Megan Pelson '17
What is it about Tula Telfair’s A World of Dreams exhibition that has been jarring to viewers? Is it the capacious canvases that intimidatingly hang on the gallery’s walls? Is it the vibrancy of the colors—from the deepest magentas to the most midnight of blues—that render one speechless? Or is it the question she poses in her work? Telfair’s exhibit, now on view in the Zilkha Gallery, asks us to look at her theme of ambiguity and what it might serve to do in her landscape pieces.
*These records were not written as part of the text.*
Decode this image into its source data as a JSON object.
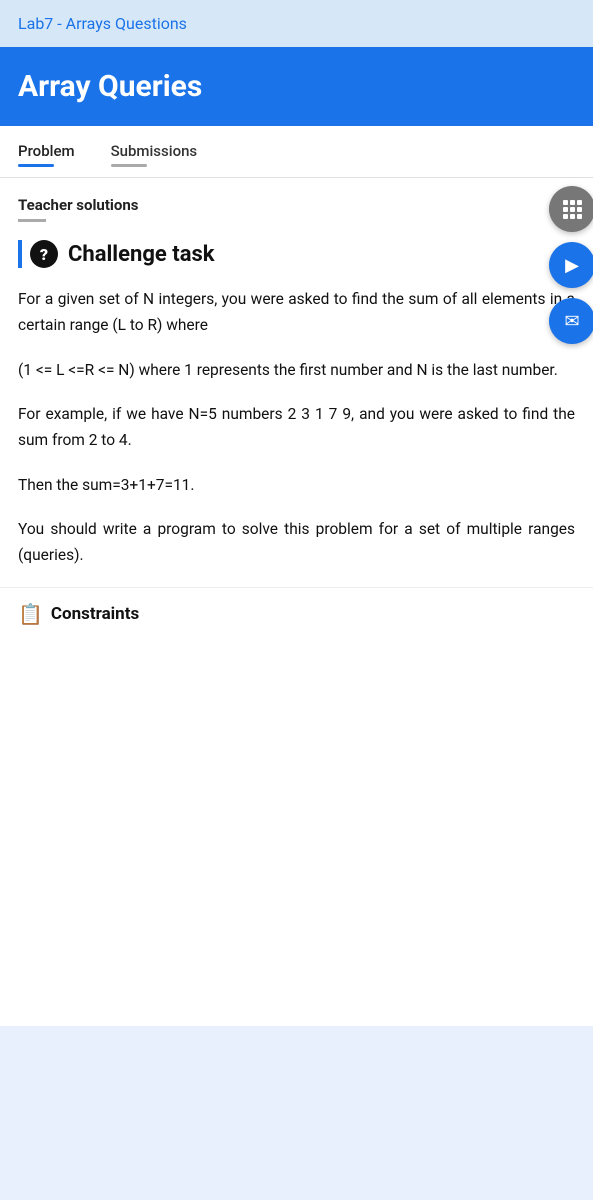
{
  "topbar": {
    "label": "Lab7 - Arrays Questions"
  },
  "header": {
    "title": "Array Queries"
  },
  "tabs": [
    {
      "label": "Problem",
      "active": true
    },
    {
      "label": "Submissions",
      "active": false
    }
  ],
  "teacherSolutions": {
    "label": "Teacher solutions"
  },
  "challenge": {
    "title": "Challenge task",
    "icon": "?"
  },
  "problemText": {
    "paragraph1": "For a given set of N integers, you were asked to find the sum of all elements in a certain range (L to R) where",
    "paragraph2": "(1 <= L <=R <= N) where 1 represents the first number and N is the last number.",
    "paragraph3": "For example, if we have N=5 numbers 2 3 1 7 9, and you were asked to find the sum from 2 to 4.",
    "paragraph4": "Then the sum=3+1+7=11.",
    "paragraph5": "You should write a program to solve this problem for a set of multiple ranges (queries)."
  },
  "constraintsPreview": {
    "icon": "📋",
    "label": "Constraints"
  },
  "floatingButtons": [
    {
      "name": "grid-toggle",
      "type": "gray",
      "icon": "grid"
    },
    {
      "name": "play",
      "type": "blue",
      "icon": "play"
    },
    {
      "name": "send",
      "type": "blue",
      "icon": "send"
    }
  ],
  "detection": {
    "of_text": "of"
  }
}
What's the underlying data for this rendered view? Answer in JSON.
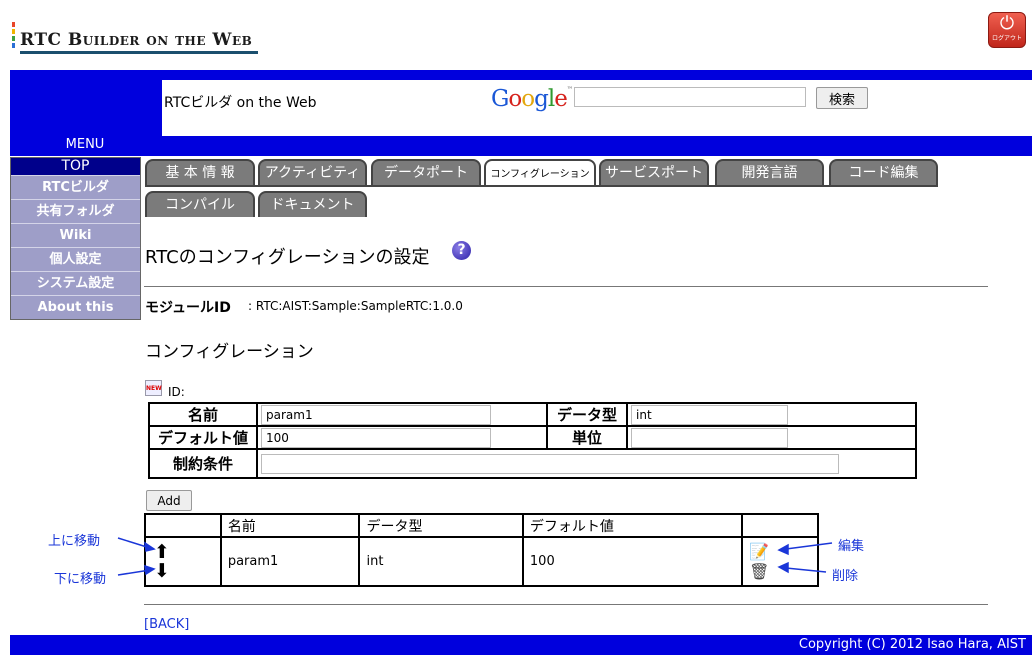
{
  "header": {
    "logo_text": "RTC Builder on the Web",
    "logout_label": "ログアウト",
    "logo_colors": [
      "#e8462a",
      "#f0b400",
      "#3ca142",
      "#2a6fd6"
    ]
  },
  "banner": {
    "site_name": "RTCビルダ on the Web",
    "google_logo": "Google",
    "search_button": "検索",
    "menu_label": "MENU"
  },
  "sidebar": {
    "top": "TOP",
    "items": [
      {
        "label": "RTCビルダ"
      },
      {
        "label": "共有フォルダ"
      },
      {
        "label": "Wiki"
      },
      {
        "label": "個人設定"
      },
      {
        "label": "システム設定"
      },
      {
        "label": "About this"
      }
    ]
  },
  "tabs": [
    {
      "label": "基 本 情 報"
    },
    {
      "label": "アクティビティ"
    },
    {
      "label": "データポート"
    },
    {
      "label": "コンフィグレーション",
      "active": true
    },
    {
      "label": "サービスポート"
    },
    {
      "label": "開発言語"
    },
    {
      "label": "コード編集"
    },
    {
      "label": "コンパイル"
    },
    {
      "label": "ドキュメント"
    }
  ],
  "main": {
    "title": "RTCのコンフィグレーションの設定",
    "help_icon": "?",
    "module_label": "モジュールID",
    "module_id": ": RTC:AIST:Sample:SampleRTC:1.0.0",
    "config_heading": "コンフィグレーション",
    "new_icon": "NEW",
    "id_label": "ID:"
  },
  "form": {
    "name_label": "名前",
    "name_value": "param1",
    "type_label": "データ型",
    "type_value": "int",
    "default_label": "デフォルト値",
    "default_value": "100",
    "unit_label": "単位",
    "unit_value": "",
    "constraint_label": "制約条件",
    "constraint_value": "",
    "add_button": "Add"
  },
  "list": {
    "headers": [
      "",
      "名前",
      "データ型",
      "デフォルト値",
      ""
    ],
    "rows": [
      {
        "name": "param1",
        "type": "int",
        "default": "100"
      }
    ]
  },
  "annotations": {
    "move_up": "上に移動",
    "move_down": "下に移動",
    "edit": "編集",
    "delete": "削除"
  },
  "footer": {
    "back_link": "[BACK]",
    "copyright": "Copyright (C) 2012 Isao Hara, AIST"
  }
}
Telfair, a Professor of Art in the Department of Art and Art History at Wesleyan University, is known for her epic-scale vistas. From afar, her oil paintings can be mistaken for photographs. However, as we look closer and get lost in the brush strokes, our relationship with the physical world becomes altered. It is here where Telfair asks her question: how does a contemporary landscape artist move away from familiarity? In creating a sense of ambiguity between imaginary and precision, Telfair accomplishes this. From here, we are placed into a fantastical environment that is manifested in countless ways throughout this exhibit. The sky, which takes up just under half the canvas in a typical Telfair painting, allows us to explore the dichotomy between trauma and hope. None of the skies in her paintings have a distinguishable light source, creating ambiguity as well as a potential threat. The ominous skies seem to be in constant motion. There is something unsafe about them but, thanks to the ambiguity, there is also potential in these skies. The artist also sets up a similar vagueness in her peaks. There is a sort of danger that presents itself as we look at these jagged edges. What if we fall? However, Telfair invites us to roam past these peaks because there is always much more in the distance.
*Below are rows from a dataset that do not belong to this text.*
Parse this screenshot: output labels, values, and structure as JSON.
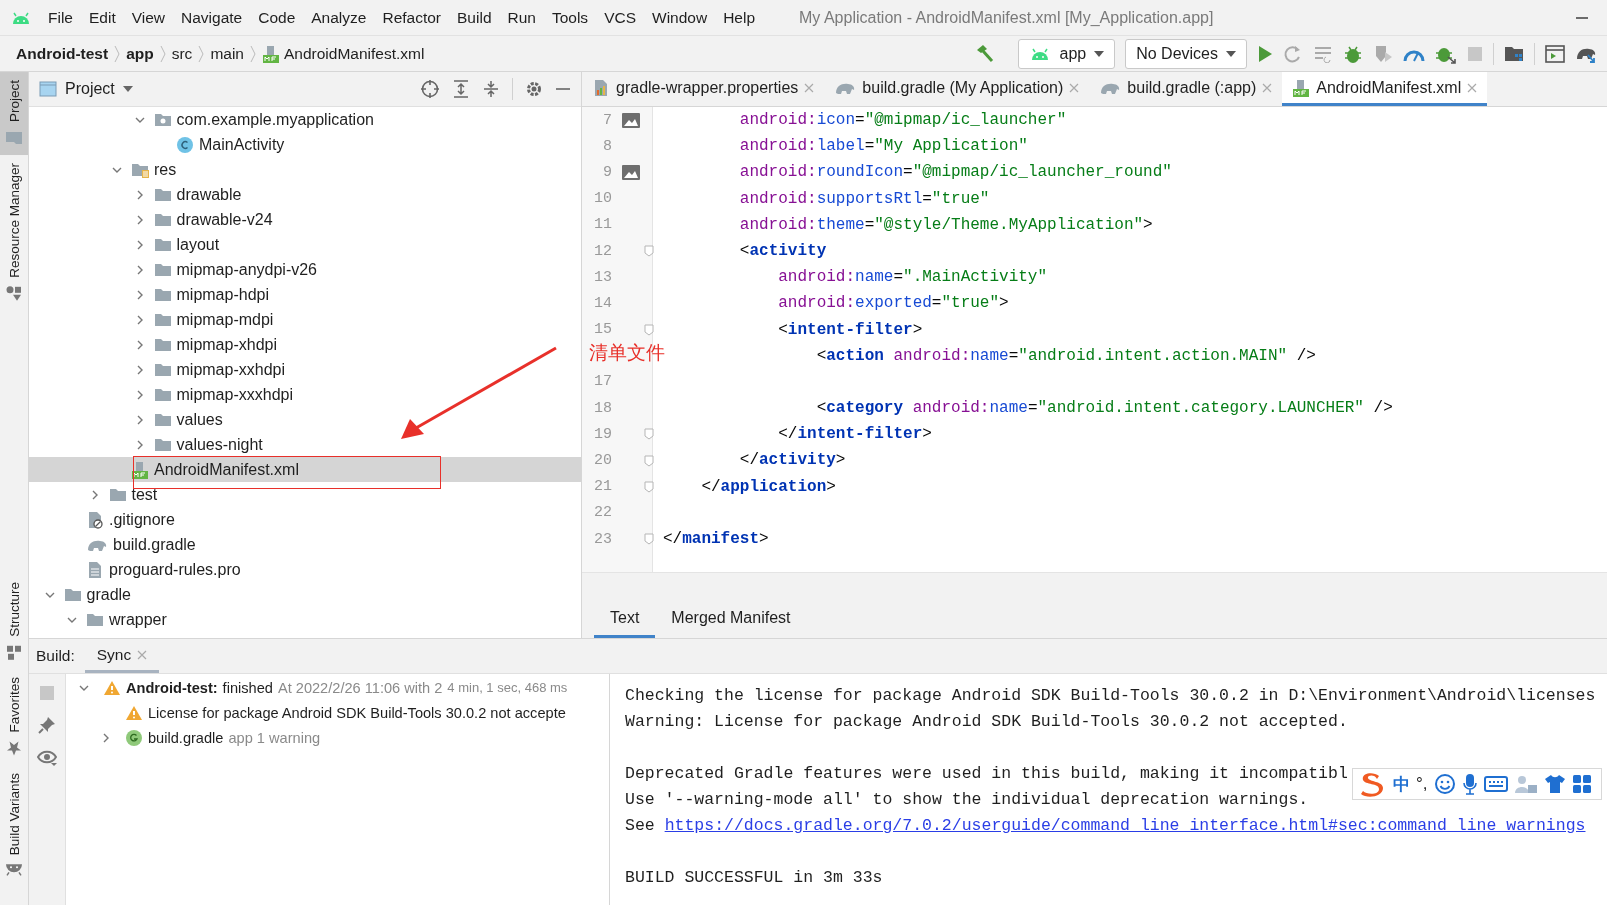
{
  "window": {
    "title": "My Application - AndroidManifest.xml [My_Application.app]"
  },
  "menu": [
    "File",
    "Edit",
    "View",
    "Navigate",
    "Code",
    "Analyze",
    "Refactor",
    "Build",
    "Run",
    "Tools",
    "VCS",
    "Window",
    "Help"
  ],
  "breadcrumbs": [
    {
      "label": "Android-test",
      "bold": true
    },
    {
      "label": "app",
      "bold": true
    },
    {
      "label": "src",
      "bold": false
    },
    {
      "label": "main",
      "bold": false
    },
    {
      "label": "AndroidManifest.xml",
      "bold": false,
      "kind": "manifest"
    }
  ],
  "run_toolbar": {
    "configuration": "app",
    "device": "No Devices"
  },
  "left_strip": {
    "top": [
      {
        "label": "Project",
        "kind": "folder",
        "selected": true
      },
      {
        "label": "Resource Manager",
        "kind": "shapes",
        "selected": false
      }
    ],
    "bottom": [
      {
        "label": "Structure",
        "kind": "structure",
        "selected": false
      },
      {
        "label": "Favorites",
        "kind": "star",
        "selected": false
      },
      {
        "label": "Build Variants",
        "kind": "android",
        "selected": false
      }
    ]
  },
  "project_panel": {
    "title": "Project",
    "tree": [
      {
        "children": [
          {
            "children": [
              {
                "children": [
                  {
                    "children": [
                      {
                        "label": "com.example.myapplication",
                        "kind": "package",
                        "expanded": true,
                        "selected": false,
                        "children": [
                          {
                            "label": "MainActivity",
                            "kind": "class",
                            "selected": false
                          }
                        ]
                      }
                    ]
                  },
                  {
                    "label": "res",
                    "kind": "res",
                    "expanded": true,
                    "selected": false,
                    "children": [
                      {
                        "label": "drawable",
                        "kind": "folder",
                        "expanded": false,
                        "selected": false
                      },
                      {
                        "label": "drawable-v24",
                        "kind": "folder",
                        "expanded": false,
                        "selected": false
                      },
                      {
                        "label": "layout",
                        "kind": "folder",
                        "expanded": false,
                        "selected": false
                      },
                      {
                        "label": "mipmap-anydpi-v26",
                        "kind": "folder",
                        "expanded": false,
                        "selected": false
                      },
                      {
                        "label": "mipmap-hdpi",
                        "kind": "folder",
                        "expanded": false,
                        "selected": false
                      },
                      {
                        "label": "mipmap-mdpi",
                        "kind": "folder",
                        "expanded": false,
                        "selected": false
                      },
                      {
                        "label": "mipmap-xhdpi",
                        "kind": "folder",
                        "expanded": false,
                        "selected": false
                      },
                      {
                        "label": "mipmap-xxhdpi",
                        "kind": "folder",
                        "expanded": false,
                        "selected": false
                      },
                      {
                        "label": "mipmap-xxxhdpi",
                        "kind": "folder",
                        "expanded": false,
                        "selected": false
                      },
                      {
                        "label": "values",
                        "kind": "folder",
                        "expanded": false,
                        "selected": false
                      },
                      {
                        "label": "values-night",
                        "kind": "folder",
                        "expanded": false,
                        "selected": false
                      }
                    ]
                  },
                  {
                    "label": "AndroidManifest.xml",
                    "kind": "manifest",
                    "selected": true
                  }
                ]
              },
              {
                "label": "test",
                "kind": "folder",
                "expanded": false,
                "selected": false
              }
            ]
          },
          {
            "label": ".gitignore",
            "kind": "ignore",
            "selected": false
          },
          {
            "label": "build.gradle",
            "kind": "gradle",
            "selected": false
          },
          {
            "label": "proguard-rules.pro",
            "kind": "text",
            "selected": false
          }
        ]
      },
      {
        "label": "gradle",
        "kind": "folder",
        "expanded": true,
        "selected": false,
        "children": [
          {
            "label": "wrapper",
            "kind": "folder",
            "expanded": true,
            "selected": false
          }
        ]
      }
    ]
  },
  "editor_tabs": [
    {
      "label": "gradle-wrapper.properties",
      "kind": "properties",
      "selected": false
    },
    {
      "label": "build.gradle (My Application)",
      "kind": "gradle",
      "selected": false
    },
    {
      "label": "build.gradle (:app)",
      "kind": "gradle",
      "selected": false
    },
    {
      "label": "AndroidManifest.xml",
      "kind": "manifest",
      "selected": true
    }
  ],
  "code_lines": [
    {
      "n": "7",
      "kind": "image",
      "tokens": [
        {
          "kind": "ns",
          "text": "        android:"
        },
        {
          "kind": "attr",
          "text": "icon"
        },
        {
          "kind": "p",
          "text": "="
        },
        {
          "kind": "str",
          "text": "\"@mipmap/ic_launcher\""
        }
      ]
    },
    {
      "n": "8",
      "tokens": [
        {
          "kind": "ns",
          "text": "        android:"
        },
        {
          "kind": "attr",
          "text": "label"
        },
        {
          "kind": "p",
          "text": "="
        },
        {
          "kind": "str",
          "text": "\"My Application\""
        }
      ]
    },
    {
      "n": "9",
      "kind": "image",
      "tokens": [
        {
          "kind": "ns",
          "text": "        android:"
        },
        {
          "kind": "attr",
          "text": "roundIcon"
        },
        {
          "kind": "p",
          "text": "="
        },
        {
          "kind": "str",
          "text": "\"@mipmap/ic_launcher_round\""
        }
      ]
    },
    {
      "n": "10",
      "tokens": [
        {
          "kind": "ns",
          "text": "        android:"
        },
        {
          "kind": "attr",
          "text": "supportsRtl"
        },
        {
          "kind": "p",
          "text": "="
        },
        {
          "kind": "str",
          "text": "\"true\""
        }
      ]
    },
    {
      "n": "11",
      "tokens": [
        {
          "kind": "ns",
          "text": "        android:"
        },
        {
          "kind": "attr",
          "text": "theme"
        },
        {
          "kind": "p",
          "text": "="
        },
        {
          "kind": "str",
          "text": "\"@style/Theme.MyApplication\""
        },
        {
          "kind": "p",
          "text": ">"
        }
      ]
    },
    {
      "n": "12",
      "kind": "fold",
      "tokens": [
        {
          "kind": "p",
          "text": "        <"
        },
        {
          "kind": "tag",
          "text": "activity"
        }
      ]
    },
    {
      "n": "13",
      "tokens": [
        {
          "kind": "ns",
          "text": "            android:"
        },
        {
          "kind": "attr",
          "text": "name"
        },
        {
          "kind": "p",
          "text": "="
        },
        {
          "kind": "str",
          "text": "\".MainActivity\""
        }
      ]
    },
    {
      "n": "14",
      "tokens": [
        {
          "kind": "ns",
          "text": "            android:"
        },
        {
          "kind": "attr",
          "text": "exported"
        },
        {
          "kind": "p",
          "text": "="
        },
        {
          "kind": "str",
          "text": "\"true\""
        },
        {
          "kind": "p",
          "text": ">"
        }
      ]
    },
    {
      "n": "15",
      "kind": "fold",
      "tokens": [
        {
          "kind": "p",
          "text": "            <"
        },
        {
          "kind": "tag",
          "text": "intent-filter"
        },
        {
          "kind": "p",
          "text": ">"
        }
      ]
    },
    {
      "tokens": [
        {
          "kind": "p",
          "text": "                <"
        },
        {
          "kind": "tag",
          "text": "action"
        },
        {
          "kind": "ns",
          "text": " android:"
        },
        {
          "kind": "attr",
          "text": "name"
        },
        {
          "kind": "p",
          "text": "="
        },
        {
          "kind": "str",
          "text": "\"android.intent.action.MAIN\""
        },
        {
          "kind": "p",
          "text": " />"
        }
      ]
    },
    {
      "n": "17"
    },
    {
      "n": "18",
      "tokens": [
        {
          "kind": "p",
          "text": "                <"
        },
        {
          "kind": "tag",
          "text": "category"
        },
        {
          "kind": "ns",
          "text": " android:"
        },
        {
          "kind": "attr",
          "text": "name"
        },
        {
          "kind": "p",
          "text": "="
        },
        {
          "kind": "str",
          "text": "\"android.intent.category.LAUNCHER\""
        },
        {
          "kind": "p",
          "text": " />"
        }
      ]
    },
    {
      "n": "19",
      "kind": "fold",
      "tokens": [
        {
          "kind": "p",
          "text": "            </"
        },
        {
          "kind": "tag",
          "text": "intent-filter"
        },
        {
          "kind": "p",
          "text": ">"
        }
      ]
    },
    {
      "n": "20",
      "kind": "fold",
      "tokens": [
        {
          "kind": "p",
          "text": "        </"
        },
        {
          "kind": "tag",
          "text": "activity"
        },
        {
          "kind": "p",
          "text": ">"
        }
      ]
    },
    {
      "n": "21",
      "kind": "fold",
      "tokens": [
        {
          "kind": "p",
          "text": "    </"
        },
        {
          "kind": "tag",
          "text": "application"
        },
        {
          "kind": "p",
          "text": ">"
        }
      ]
    },
    {
      "n": "22"
    },
    {
      "n": "23",
      "kind": "fold",
      "tokens": [
        {
          "kind": "p",
          "text": "</"
        },
        {
          "kind": "tag",
          "text": "manifest"
        },
        {
          "kind": "p",
          "text": ">"
        }
      ]
    }
  ],
  "editor_bottom_tabs": [
    {
      "label": "Text",
      "selected": true
    },
    {
      "label": "Merged Manifest",
      "selected": false
    }
  ],
  "annotation": {
    "label": "清单文件"
  },
  "build_panel": {
    "label": "Build:",
    "tabs": [
      {
        "label": "Sync",
        "selected": true
      }
    ],
    "tree": [
      {
        "kind": "summary",
        "expanded": true,
        "title": "Android-test:",
        "status": "finished",
        "detail": "At 2022/2/26 11:06 with 2",
        "duration": "4 min, 1 sec, 468 ms",
        "children": [
          {
            "kind": "warning",
            "text": "License for package Android SDK Build-Tools 30.0.2 not accepte"
          },
          {
            "kind": "gradle",
            "expanded": false,
            "title": "build.gradle",
            "detail": "app 1 warning"
          }
        ]
      }
    ],
    "console": [
      [
        {
          "kind": "text",
          "text": "Checking the license for package Android SDK Build-Tools 30.0.2 in D:\\Environment\\Android\\licenses"
        },
        {
          "kind": "text",
          "text": "Warning: License for package Android SDK Build-Tools 30.0.2 not accepted."
        }
      ],
      [
        {
          "kind": "text",
          "text": "Deprecated Gradle features were used in this build, making it incompatibl"
        },
        {
          "kind": "text",
          "text": "Use '--warning-mode all' to show the individual deprecation warnings."
        },
        {
          "kind": "link",
          "prefix": "See",
          "link": "https://docs.gradle.org/7.0.2/userguide/command_line_interface.html#sec:command_line_warnings"
        }
      ],
      [
        {
          "kind": "text",
          "text": "BUILD SUCCESSFUL in 3m 33s"
        }
      ]
    ]
  },
  "ime_toolbar": {
    "mode": "中",
    "punctuation": "°,"
  }
}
As Telfair poses these questions of ambiguity, she is challenging the conventional idea of a contemporary landscape painting. We, as the consumers of her art, get to decide for ourselves whether her work is imaginary or whether it is as precise as a photograph. Telfair allows us to decide which interpretation we will take. Whether we decide to get lost in a world of fantasy or to take the painting at face value, Telfair welcomes us on her journey to contemporize the landscapes and reject familiarity.
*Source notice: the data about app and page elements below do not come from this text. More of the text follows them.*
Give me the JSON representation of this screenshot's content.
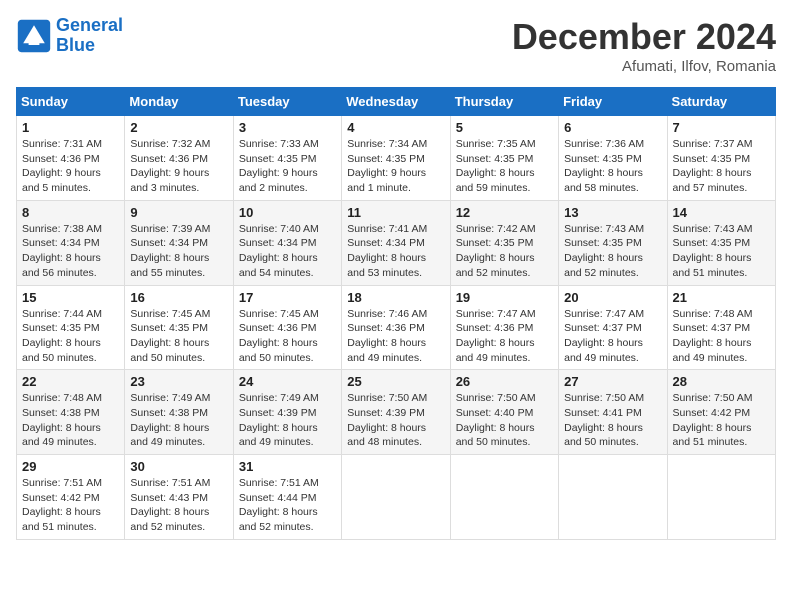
{
  "header": {
    "logo_line1": "General",
    "logo_line2": "Blue",
    "month": "December 2024",
    "location": "Afumati, Ilfov, Romania"
  },
  "weekdays": [
    "Sunday",
    "Monday",
    "Tuesday",
    "Wednesday",
    "Thursday",
    "Friday",
    "Saturday"
  ],
  "weeks": [
    [
      {
        "day": "1",
        "info": "Sunrise: 7:31 AM\nSunset: 4:36 PM\nDaylight: 9 hours\nand 5 minutes."
      },
      {
        "day": "2",
        "info": "Sunrise: 7:32 AM\nSunset: 4:36 PM\nDaylight: 9 hours\nand 3 minutes."
      },
      {
        "day": "3",
        "info": "Sunrise: 7:33 AM\nSunset: 4:35 PM\nDaylight: 9 hours\nand 2 minutes."
      },
      {
        "day": "4",
        "info": "Sunrise: 7:34 AM\nSunset: 4:35 PM\nDaylight: 9 hours\nand 1 minute."
      },
      {
        "day": "5",
        "info": "Sunrise: 7:35 AM\nSunset: 4:35 PM\nDaylight: 8 hours\nand 59 minutes."
      },
      {
        "day": "6",
        "info": "Sunrise: 7:36 AM\nSunset: 4:35 PM\nDaylight: 8 hours\nand 58 minutes."
      },
      {
        "day": "7",
        "info": "Sunrise: 7:37 AM\nSunset: 4:35 PM\nDaylight: 8 hours\nand 57 minutes."
      }
    ],
    [
      {
        "day": "8",
        "info": "Sunrise: 7:38 AM\nSunset: 4:34 PM\nDaylight: 8 hours\nand 56 minutes."
      },
      {
        "day": "9",
        "info": "Sunrise: 7:39 AM\nSunset: 4:34 PM\nDaylight: 8 hours\nand 55 minutes."
      },
      {
        "day": "10",
        "info": "Sunrise: 7:40 AM\nSunset: 4:34 PM\nDaylight: 8 hours\nand 54 minutes."
      },
      {
        "day": "11",
        "info": "Sunrise: 7:41 AM\nSunset: 4:34 PM\nDaylight: 8 hours\nand 53 minutes."
      },
      {
        "day": "12",
        "info": "Sunrise: 7:42 AM\nSunset: 4:35 PM\nDaylight: 8 hours\nand 52 minutes."
      },
      {
        "day": "13",
        "info": "Sunrise: 7:43 AM\nSunset: 4:35 PM\nDaylight: 8 hours\nand 52 minutes."
      },
      {
        "day": "14",
        "info": "Sunrise: 7:43 AM\nSunset: 4:35 PM\nDaylight: 8 hours\nand 51 minutes."
      }
    ],
    [
      {
        "day": "15",
        "info": "Sunrise: 7:44 AM\nSunset: 4:35 PM\nDaylight: 8 hours\nand 50 minutes."
      },
      {
        "day": "16",
        "info": "Sunrise: 7:45 AM\nSunset: 4:35 PM\nDaylight: 8 hours\nand 50 minutes."
      },
      {
        "day": "17",
        "info": "Sunrise: 7:45 AM\nSunset: 4:36 PM\nDaylight: 8 hours\nand 50 minutes."
      },
      {
        "day": "18",
        "info": "Sunrise: 7:46 AM\nSunset: 4:36 PM\nDaylight: 8 hours\nand 49 minutes."
      },
      {
        "day": "19",
        "info": "Sunrise: 7:47 AM\nSunset: 4:36 PM\nDaylight: 8 hours\nand 49 minutes."
      },
      {
        "day": "20",
        "info": "Sunrise: 7:47 AM\nSunset: 4:37 PM\nDaylight: 8 hours\nand 49 minutes."
      },
      {
        "day": "21",
        "info": "Sunrise: 7:48 AM\nSunset: 4:37 PM\nDaylight: 8 hours\nand 49 minutes."
      }
    ],
    [
      {
        "day": "22",
        "info": "Sunrise: 7:48 AM\nSunset: 4:38 PM\nDaylight: 8 hours\nand 49 minutes."
      },
      {
        "day": "23",
        "info": "Sunrise: 7:49 AM\nSunset: 4:38 PM\nDaylight: 8 hours\nand 49 minutes."
      },
      {
        "day": "24",
        "info": "Sunrise: 7:49 AM\nSunset: 4:39 PM\nDaylight: 8 hours\nand 49 minutes."
      },
      {
        "day": "25",
        "info": "Sunrise: 7:50 AM\nSunset: 4:39 PM\nDaylight: 8 hours\nand 48 minutes."
      },
      {
        "day": "26",
        "info": "Sunrise: 7:50 AM\nSunset: 4:40 PM\nDaylight: 8 hours\nand 50 minutes."
      },
      {
        "day": "27",
        "info": "Sunrise: 7:50 AM\nSunset: 4:41 PM\nDaylight: 8 hours\nand 50 minutes."
      },
      {
        "day": "28",
        "info": "Sunrise: 7:50 AM\nSunset: 4:42 PM\nDaylight: 8 hours\nand 51 minutes."
      }
    ],
    [
      {
        "day": "29",
        "info": "Sunrise: 7:51 AM\nSunset: 4:42 PM\nDaylight: 8 hours\nand 51 minutes."
      },
      {
        "day": "30",
        "info": "Sunrise: 7:51 AM\nSunset: 4:43 PM\nDaylight: 8 hours\nand 52 minutes."
      },
      {
        "day": "31",
        "info": "Sunrise: 7:51 AM\nSunset: 4:44 PM\nDaylight: 8 hours\nand 52 minutes."
      },
      null,
      null,
      null,
      null
    ]
  ]
}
The exhibit is on view from now until December 7, 2014 in the Ezra and Cecile Zilkha Gallery .